### Problem details:
Across the whole listing, return each line exactly, with no images included.

### Entries supplied:
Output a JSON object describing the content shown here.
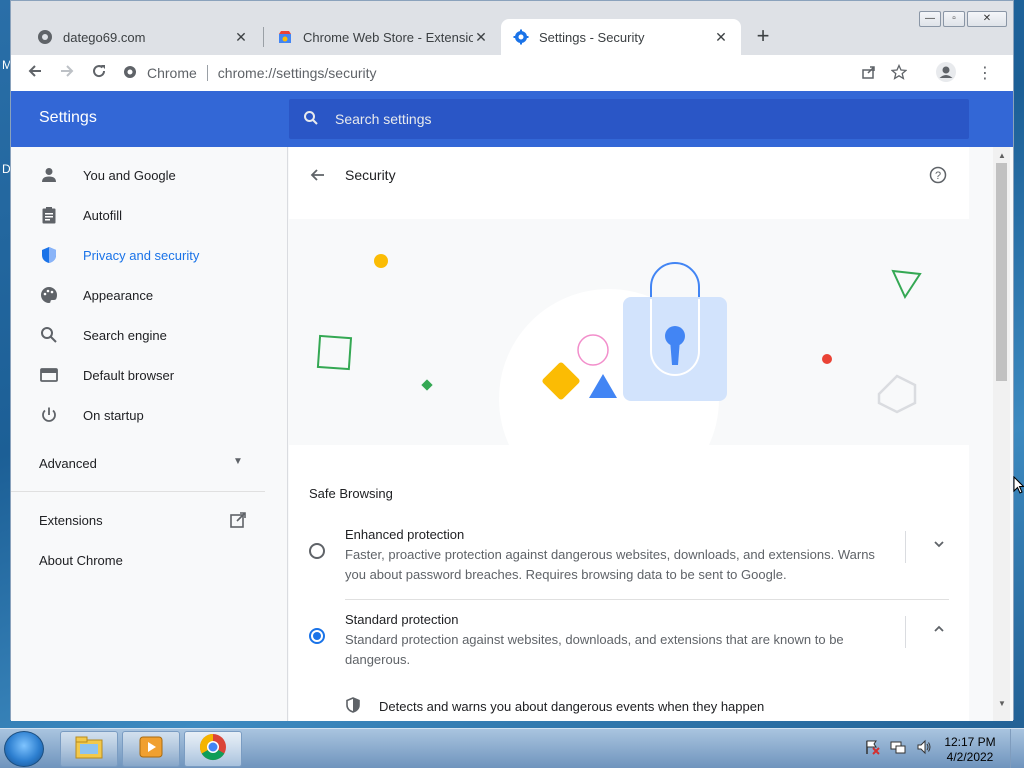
{
  "browser": {
    "tabs": [
      {
        "title": "datego69.com",
        "favicon": "globe-icon",
        "active": false
      },
      {
        "title": "Chrome Web Store - Extensions",
        "favicon": "chrome-web-store-icon",
        "active": false
      },
      {
        "title": "Settings - Security",
        "favicon": "gear-icon",
        "active": true
      }
    ],
    "omnibox": {
      "site_label": "Chrome",
      "url": "chrome://settings/security"
    }
  },
  "settings": {
    "header_title": "Settings",
    "search_placeholder": "Search settings",
    "sidebar": {
      "items": [
        {
          "label": "You and Google",
          "icon": "person-icon"
        },
        {
          "label": "Autofill",
          "icon": "clipboard-icon"
        },
        {
          "label": "Privacy and security",
          "icon": "shield-icon",
          "active": true
        },
        {
          "label": "Appearance",
          "icon": "palette-icon"
        },
        {
          "label": "Search engine",
          "icon": "search-icon"
        },
        {
          "label": "Default browser",
          "icon": "browser-window-icon"
        },
        {
          "label": "On startup",
          "icon": "power-icon"
        }
      ],
      "advanced": "Advanced",
      "extensions": "Extensions",
      "about": "About Chrome"
    },
    "section": {
      "title": "Security",
      "safe_browsing_label": "Safe Browsing",
      "options": [
        {
          "title": "Enhanced protection",
          "description": "Faster, proactive protection against dangerous websites, downloads, and extensions. Warns you about password breaches. Requires browsing data to be sent to Google.",
          "selected": false,
          "expanded": false
        },
        {
          "title": "Standard protection",
          "description": "Standard protection against websites, downloads, and extensions that are known to be dangerous.",
          "selected": true,
          "expanded": true
        }
      ],
      "detail_text": "Detects and warns you about dangerous events when they happen"
    }
  },
  "taskbar": {
    "time": "12:17 PM",
    "date": "4/2/2022"
  },
  "colors": {
    "accent": "#1a73e8",
    "header": "#3367d6",
    "lock": "#d2e3fc"
  }
}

### Finished exercise:
Output a JSON object describing the content shown here.
{
  "browser": {
    "tabs": [
      {
        "title": "datego69.com",
        "favicon": "globe-icon",
        "active": false
      },
      {
        "title": "Chrome Web Store - Extensions",
        "favicon": "chrome-web-store-icon",
        "active": false
      },
      {
        "title": "Settings - Security",
        "favicon": "gear-icon",
        "active": true
      }
    ],
    "omnibox": {
      "site_label": "Chrome",
      "url": "chrome://settings/security"
    }
  },
  "settings": {
    "header_title": "Settings",
    "search_placeholder": "Search settings",
    "sidebar": {
      "items": [
        {
          "label": "You and Google",
          "icon": "person-icon"
        },
        {
          "label": "Autofill",
          "icon": "clipboard-icon"
        },
        {
          "label": "Privacy and security",
          "icon": "shield-icon",
          "active": true
        },
        {
          "label": "Appearance",
          "icon": "palette-icon"
        },
        {
          "label": "Search engine",
          "icon": "search-icon"
        },
        {
          "label": "Default browser",
          "icon": "browser-window-icon"
        },
        {
          "label": "On startup",
          "icon": "power-icon"
        }
      ],
      "advanced": "Advanced",
      "extensions": "Extensions",
      "about": "About Chrome"
    },
    "section": {
      "title": "Security",
      "safe_browsing_label": "Safe Browsing",
      "options": [
        {
          "title": "Enhanced protection",
          "description": "Faster, proactive protection against dangerous websites, downloads, and extensions. Warns you about password breaches. Requires browsing data to be sent to Google.",
          "selected": false,
          "expanded": false
        },
        {
          "title": "Standard protection",
          "description": "Standard protection against websites, downloads, and extensions that are known to be dangerous.",
          "selected": true,
          "expanded": true
        }
      ],
      "detail_text": "Detects and warns you about dangerous events when they happen"
    }
  },
  "taskbar": {
    "time": "12:17 PM",
    "date": "4/2/2022"
  },
  "colors": {
    "accent": "#1a73e8",
    "header": "#3367d6",
    "lock": "#d2e3fc"
  }
}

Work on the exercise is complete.